### Work instruction
Search the data below, and report every line in which "shirt" occurs.

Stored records
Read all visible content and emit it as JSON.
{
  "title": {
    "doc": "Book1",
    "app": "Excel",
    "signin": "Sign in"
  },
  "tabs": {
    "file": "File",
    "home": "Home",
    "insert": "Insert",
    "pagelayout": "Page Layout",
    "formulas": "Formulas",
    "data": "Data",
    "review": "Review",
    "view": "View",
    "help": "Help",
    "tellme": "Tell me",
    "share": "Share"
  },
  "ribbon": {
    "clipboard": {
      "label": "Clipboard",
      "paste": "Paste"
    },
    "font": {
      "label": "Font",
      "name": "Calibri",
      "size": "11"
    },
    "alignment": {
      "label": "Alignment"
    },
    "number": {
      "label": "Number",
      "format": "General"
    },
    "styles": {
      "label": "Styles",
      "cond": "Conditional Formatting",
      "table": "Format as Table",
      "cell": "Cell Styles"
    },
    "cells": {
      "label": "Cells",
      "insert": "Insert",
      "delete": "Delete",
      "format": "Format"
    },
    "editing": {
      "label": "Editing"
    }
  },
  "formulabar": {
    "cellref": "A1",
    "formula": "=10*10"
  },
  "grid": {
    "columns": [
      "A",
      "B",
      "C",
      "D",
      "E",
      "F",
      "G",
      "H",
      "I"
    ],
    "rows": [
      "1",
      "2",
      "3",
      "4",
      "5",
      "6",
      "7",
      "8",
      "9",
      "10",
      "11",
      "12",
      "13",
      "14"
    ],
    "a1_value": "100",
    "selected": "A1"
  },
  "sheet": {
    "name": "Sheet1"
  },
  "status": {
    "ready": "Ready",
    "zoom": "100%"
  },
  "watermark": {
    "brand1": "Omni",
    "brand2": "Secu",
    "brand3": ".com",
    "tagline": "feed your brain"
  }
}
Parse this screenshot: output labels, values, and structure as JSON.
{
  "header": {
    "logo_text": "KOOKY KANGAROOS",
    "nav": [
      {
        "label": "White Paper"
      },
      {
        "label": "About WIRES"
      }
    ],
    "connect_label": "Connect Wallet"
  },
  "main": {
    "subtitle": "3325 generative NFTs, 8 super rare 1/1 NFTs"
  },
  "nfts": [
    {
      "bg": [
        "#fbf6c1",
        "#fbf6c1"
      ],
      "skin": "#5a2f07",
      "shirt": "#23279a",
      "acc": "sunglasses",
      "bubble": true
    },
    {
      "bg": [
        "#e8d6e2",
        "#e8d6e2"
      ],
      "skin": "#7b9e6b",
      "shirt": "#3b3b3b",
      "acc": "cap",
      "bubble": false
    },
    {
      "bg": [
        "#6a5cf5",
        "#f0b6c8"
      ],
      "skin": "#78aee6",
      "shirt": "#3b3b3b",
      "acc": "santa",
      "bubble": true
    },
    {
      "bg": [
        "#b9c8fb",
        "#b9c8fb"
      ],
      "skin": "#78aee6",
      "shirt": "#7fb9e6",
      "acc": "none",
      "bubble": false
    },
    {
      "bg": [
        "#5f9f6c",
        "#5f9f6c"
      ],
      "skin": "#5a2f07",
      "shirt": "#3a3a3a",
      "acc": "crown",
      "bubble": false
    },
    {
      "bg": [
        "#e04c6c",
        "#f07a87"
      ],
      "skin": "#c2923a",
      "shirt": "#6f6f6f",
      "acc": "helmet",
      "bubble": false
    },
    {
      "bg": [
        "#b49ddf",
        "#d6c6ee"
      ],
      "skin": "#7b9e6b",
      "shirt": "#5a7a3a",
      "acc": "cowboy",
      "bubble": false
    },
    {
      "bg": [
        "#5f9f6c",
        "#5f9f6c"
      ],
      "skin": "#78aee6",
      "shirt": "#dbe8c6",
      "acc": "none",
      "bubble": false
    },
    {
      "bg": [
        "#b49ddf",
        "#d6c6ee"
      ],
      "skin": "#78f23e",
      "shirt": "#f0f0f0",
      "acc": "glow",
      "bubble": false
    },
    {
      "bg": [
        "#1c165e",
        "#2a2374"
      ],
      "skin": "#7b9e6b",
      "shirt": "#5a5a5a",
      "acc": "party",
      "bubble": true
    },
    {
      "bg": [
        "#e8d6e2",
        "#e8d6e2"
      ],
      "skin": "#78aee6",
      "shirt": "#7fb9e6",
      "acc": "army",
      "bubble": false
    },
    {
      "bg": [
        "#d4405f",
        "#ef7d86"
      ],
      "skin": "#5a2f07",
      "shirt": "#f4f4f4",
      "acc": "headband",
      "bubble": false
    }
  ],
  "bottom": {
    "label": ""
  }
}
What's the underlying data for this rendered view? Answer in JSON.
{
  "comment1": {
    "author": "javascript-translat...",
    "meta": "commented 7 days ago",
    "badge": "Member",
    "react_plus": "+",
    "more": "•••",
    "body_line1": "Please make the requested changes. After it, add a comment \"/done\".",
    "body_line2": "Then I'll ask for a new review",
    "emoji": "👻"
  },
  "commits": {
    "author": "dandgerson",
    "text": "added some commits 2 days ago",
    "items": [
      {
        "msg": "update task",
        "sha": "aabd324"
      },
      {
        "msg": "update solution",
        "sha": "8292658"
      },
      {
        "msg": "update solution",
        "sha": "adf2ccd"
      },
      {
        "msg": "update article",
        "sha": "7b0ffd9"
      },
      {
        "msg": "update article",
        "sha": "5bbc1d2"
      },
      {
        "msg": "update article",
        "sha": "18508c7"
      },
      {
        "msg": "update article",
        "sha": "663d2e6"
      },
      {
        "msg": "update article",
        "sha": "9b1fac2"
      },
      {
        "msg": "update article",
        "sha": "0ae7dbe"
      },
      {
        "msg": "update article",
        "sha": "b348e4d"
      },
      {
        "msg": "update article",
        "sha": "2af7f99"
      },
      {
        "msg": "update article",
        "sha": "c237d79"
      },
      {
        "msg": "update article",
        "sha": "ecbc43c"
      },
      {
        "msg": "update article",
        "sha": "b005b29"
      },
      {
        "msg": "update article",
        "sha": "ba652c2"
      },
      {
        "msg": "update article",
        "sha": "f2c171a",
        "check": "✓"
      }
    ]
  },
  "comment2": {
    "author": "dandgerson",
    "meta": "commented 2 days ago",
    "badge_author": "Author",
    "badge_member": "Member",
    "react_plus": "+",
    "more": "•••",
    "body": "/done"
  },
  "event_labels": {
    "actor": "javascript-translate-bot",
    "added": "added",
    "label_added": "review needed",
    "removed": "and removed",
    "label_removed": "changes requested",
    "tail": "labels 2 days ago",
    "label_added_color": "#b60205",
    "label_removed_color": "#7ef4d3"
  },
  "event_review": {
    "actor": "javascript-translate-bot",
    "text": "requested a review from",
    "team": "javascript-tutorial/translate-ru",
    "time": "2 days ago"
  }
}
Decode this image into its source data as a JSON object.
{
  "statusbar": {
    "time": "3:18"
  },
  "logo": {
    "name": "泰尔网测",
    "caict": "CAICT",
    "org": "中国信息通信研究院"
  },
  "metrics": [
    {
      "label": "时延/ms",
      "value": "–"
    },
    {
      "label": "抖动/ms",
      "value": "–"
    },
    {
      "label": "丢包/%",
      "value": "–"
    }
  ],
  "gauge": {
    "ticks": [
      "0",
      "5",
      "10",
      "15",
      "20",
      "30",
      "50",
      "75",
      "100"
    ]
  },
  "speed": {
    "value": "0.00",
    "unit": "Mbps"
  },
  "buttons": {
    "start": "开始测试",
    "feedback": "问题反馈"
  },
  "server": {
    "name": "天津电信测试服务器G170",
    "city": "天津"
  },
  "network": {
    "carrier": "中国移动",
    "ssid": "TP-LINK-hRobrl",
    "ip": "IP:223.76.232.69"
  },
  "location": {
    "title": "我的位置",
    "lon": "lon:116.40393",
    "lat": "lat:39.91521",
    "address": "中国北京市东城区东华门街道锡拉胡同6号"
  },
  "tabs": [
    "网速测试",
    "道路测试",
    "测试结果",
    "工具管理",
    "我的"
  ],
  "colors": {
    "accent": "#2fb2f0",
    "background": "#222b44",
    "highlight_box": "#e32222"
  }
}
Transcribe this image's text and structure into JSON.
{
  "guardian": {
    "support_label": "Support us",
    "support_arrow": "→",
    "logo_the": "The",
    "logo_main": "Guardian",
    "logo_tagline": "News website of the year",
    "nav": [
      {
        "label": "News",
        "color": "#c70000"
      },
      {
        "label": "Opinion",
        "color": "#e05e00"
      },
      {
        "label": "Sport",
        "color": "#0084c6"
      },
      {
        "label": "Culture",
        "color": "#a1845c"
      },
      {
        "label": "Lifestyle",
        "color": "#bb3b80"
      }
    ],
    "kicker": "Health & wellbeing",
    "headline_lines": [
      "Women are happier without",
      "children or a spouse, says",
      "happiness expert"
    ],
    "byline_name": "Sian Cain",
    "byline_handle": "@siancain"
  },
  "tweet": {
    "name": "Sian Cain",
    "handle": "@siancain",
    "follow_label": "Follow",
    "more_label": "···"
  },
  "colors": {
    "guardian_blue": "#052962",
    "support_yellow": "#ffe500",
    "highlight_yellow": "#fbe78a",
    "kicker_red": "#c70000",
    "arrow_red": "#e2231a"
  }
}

### Written response
      "shirt": "#23279a",
      "shirt": "#3b3b3b",
      "shirt": "#3b3b3b",
      "shirt": "#7fb9e6",
      "shirt": "#3a3a3a",
      "shirt": "#6f6f6f",
      "shirt": "#5a7a3a",
      "shirt": "#dbe8c6",
      "shirt": "#f0f0f0",
      "shirt": "#5a5a5a",
      "shirt": "#7fb9e6",
      "shirt": "#f4f4f4",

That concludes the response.